Brief
All records that follow are to be output exactly.
Task data Block Start
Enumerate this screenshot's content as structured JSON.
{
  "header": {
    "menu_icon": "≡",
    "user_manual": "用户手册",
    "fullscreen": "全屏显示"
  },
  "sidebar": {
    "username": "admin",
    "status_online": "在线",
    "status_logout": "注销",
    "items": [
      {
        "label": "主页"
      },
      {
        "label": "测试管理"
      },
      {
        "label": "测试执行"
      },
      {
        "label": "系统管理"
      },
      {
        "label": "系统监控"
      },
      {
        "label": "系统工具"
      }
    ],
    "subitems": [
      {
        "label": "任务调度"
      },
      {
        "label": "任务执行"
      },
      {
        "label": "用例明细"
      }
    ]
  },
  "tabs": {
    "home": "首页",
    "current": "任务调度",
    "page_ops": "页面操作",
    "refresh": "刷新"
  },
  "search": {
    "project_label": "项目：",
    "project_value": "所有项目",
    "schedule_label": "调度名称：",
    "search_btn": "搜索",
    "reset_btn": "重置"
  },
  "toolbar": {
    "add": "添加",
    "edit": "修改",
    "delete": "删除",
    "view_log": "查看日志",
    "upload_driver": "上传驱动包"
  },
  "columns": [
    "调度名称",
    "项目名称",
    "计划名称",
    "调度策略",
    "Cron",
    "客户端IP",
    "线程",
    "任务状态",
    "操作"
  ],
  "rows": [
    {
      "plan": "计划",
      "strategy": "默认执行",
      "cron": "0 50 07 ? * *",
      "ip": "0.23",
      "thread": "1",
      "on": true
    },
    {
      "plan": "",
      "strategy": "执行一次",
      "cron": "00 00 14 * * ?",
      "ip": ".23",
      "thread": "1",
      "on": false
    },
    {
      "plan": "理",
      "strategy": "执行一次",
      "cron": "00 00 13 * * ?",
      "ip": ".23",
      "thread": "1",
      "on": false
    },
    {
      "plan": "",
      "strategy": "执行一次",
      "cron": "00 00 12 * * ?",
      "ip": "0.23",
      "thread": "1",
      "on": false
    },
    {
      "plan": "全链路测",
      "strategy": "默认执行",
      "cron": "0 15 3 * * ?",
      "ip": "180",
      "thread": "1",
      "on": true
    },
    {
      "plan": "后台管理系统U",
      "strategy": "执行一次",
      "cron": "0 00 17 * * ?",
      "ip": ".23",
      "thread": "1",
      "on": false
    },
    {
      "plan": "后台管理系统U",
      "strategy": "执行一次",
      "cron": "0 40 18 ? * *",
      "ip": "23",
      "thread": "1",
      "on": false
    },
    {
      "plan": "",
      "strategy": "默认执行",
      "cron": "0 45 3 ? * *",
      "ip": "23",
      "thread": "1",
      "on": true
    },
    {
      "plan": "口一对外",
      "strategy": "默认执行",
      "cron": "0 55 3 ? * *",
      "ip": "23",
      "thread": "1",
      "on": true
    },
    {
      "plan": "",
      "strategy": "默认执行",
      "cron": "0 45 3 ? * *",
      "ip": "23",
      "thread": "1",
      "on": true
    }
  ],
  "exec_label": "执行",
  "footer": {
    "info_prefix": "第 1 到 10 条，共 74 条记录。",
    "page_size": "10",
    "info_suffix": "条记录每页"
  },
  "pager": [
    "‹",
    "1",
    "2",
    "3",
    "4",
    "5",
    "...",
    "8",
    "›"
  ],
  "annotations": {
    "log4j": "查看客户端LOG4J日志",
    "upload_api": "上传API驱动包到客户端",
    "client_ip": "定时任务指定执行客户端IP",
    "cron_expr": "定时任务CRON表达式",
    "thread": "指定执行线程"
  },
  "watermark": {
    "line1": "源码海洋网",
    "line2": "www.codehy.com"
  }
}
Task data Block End
Task output
Enumerate this screenshot's content as structured JSON.
{
  "header": {
    "menu_icon": "≡",
    "user_manual": "用户手册",
    "fullscreen": "全屏显示"
  },
  "sidebar": {
    "username": "admin",
    "status_online": "在线",
    "status_logout": "注销",
    "items": [
      {
        "label": "主页"
      },
      {
        "label": "测试管理"
      },
      {
        "label": "测试执行"
      },
      {
        "label": "系统管理"
      },
      {
        "label": "系统监控"
      },
      {
        "label": "系统工具"
      }
    ],
    "subitems": [
      {
        "label": "任务调度"
      },
      {
        "label": "任务执行"
      },
      {
        "label": "用例明细"
      }
    ]
  },
  "tabs": {
    "home": "首页",
    "current": "任务调度",
    "page_ops": "页面操作",
    "refresh": "刷新"
  },
  "search": {
    "project_label": "项目：",
    "project_value": "所有项目",
    "schedule_label": "调度名称：",
    "search_btn": "搜索",
    "reset_btn": "重置"
  },
  "toolbar": {
    "add": "添加",
    "edit": "修改",
    "delete": "删除",
    "view_log": "查看日志",
    "upload_driver": "上传驱动包"
  },
  "columns": [
    "调度名称",
    "项目名称",
    "计划名称",
    "调度策略",
    "Cron",
    "客户端IP",
    "线程",
    "任务状态",
    "操作"
  ],
  "rows": [
    {
      "plan": "计划",
      "strategy": "默认执行",
      "cron": "0 50 07 ? * *",
      "ip": "0.23",
      "thread": "1",
      "on": true
    },
    {
      "plan": "",
      "strategy": "执行一次",
      "cron": "00 00 14 * * ?",
      "ip": ".23",
      "thread": "1",
      "on": false
    },
    {
      "plan": "理",
      "strategy": "执行一次",
      "cron": "00 00 13 * * ?",
      "ip": ".23",
      "thread": "1",
      "on": false
    },
    {
      "plan": "",
      "strategy": "执行一次",
      "cron": "00 00 12 * * ?",
      "ip": "0.23",
      "thread": "1",
      "on": false
    },
    {
      "plan": "全链路测",
      "strategy": "默认执行",
      "cron": "0 15 3 * * ?",
      "ip": "180",
      "thread": "1",
      "on": true
    },
    {
      "plan": "后台管理系统U",
      "strategy": "执行一次",
      "cron": "0 00 17 * * ?",
      "ip": ".23",
      "thread": "1",
      "on": false
    },
    {
      "plan": "后台管理系统U",
      "strategy": "执行一次",
      "cron": "0 40 18 ? * *",
      "ip": "23",
      "thread": "1",
      "on": false
    },
    {
      "plan": "",
      "strategy": "默认执行",
      "cron": "0 45 3 ? * *",
      "ip": "23",
      "thread": "1",
      "on": true
    },
    {
      "plan": "口一对外",
      "strategy": "默认执行",
      "cron": "0 55 3 ? * *",
      "ip": "23",
      "thread": "1",
      "on": true
    },
    {
      "plan": "",
      "strategy": "默认执行",
      "cron": "0 45 3 ? * *",
      "ip": "23",
      "thread": "1",
      "on": true
    }
  ],
  "exec_label": "执行",
  "footer": {
    "info_prefix": "第 1 到 10 条，共 74 条记录。",
    "page_size": "10",
    "info_suffix": "条记录每页"
  },
  "pager": [
    "‹",
    "1",
    "2",
    "3",
    "4",
    "5",
    "...",
    "8",
    "›"
  ],
  "annotations": {
    "log4j": "查看客户端LOG4J日志",
    "upload_api": "上传API驱动包到客户端",
    "client_ip": "定时任务指定执行客户端IP",
    "cron_expr": "定时任务CRON表达式",
    "thread": "指定执行线程"
  },
  "watermark": {
    "line1": "源码海洋网",
    "line2": "www.codehy.com"
  }
}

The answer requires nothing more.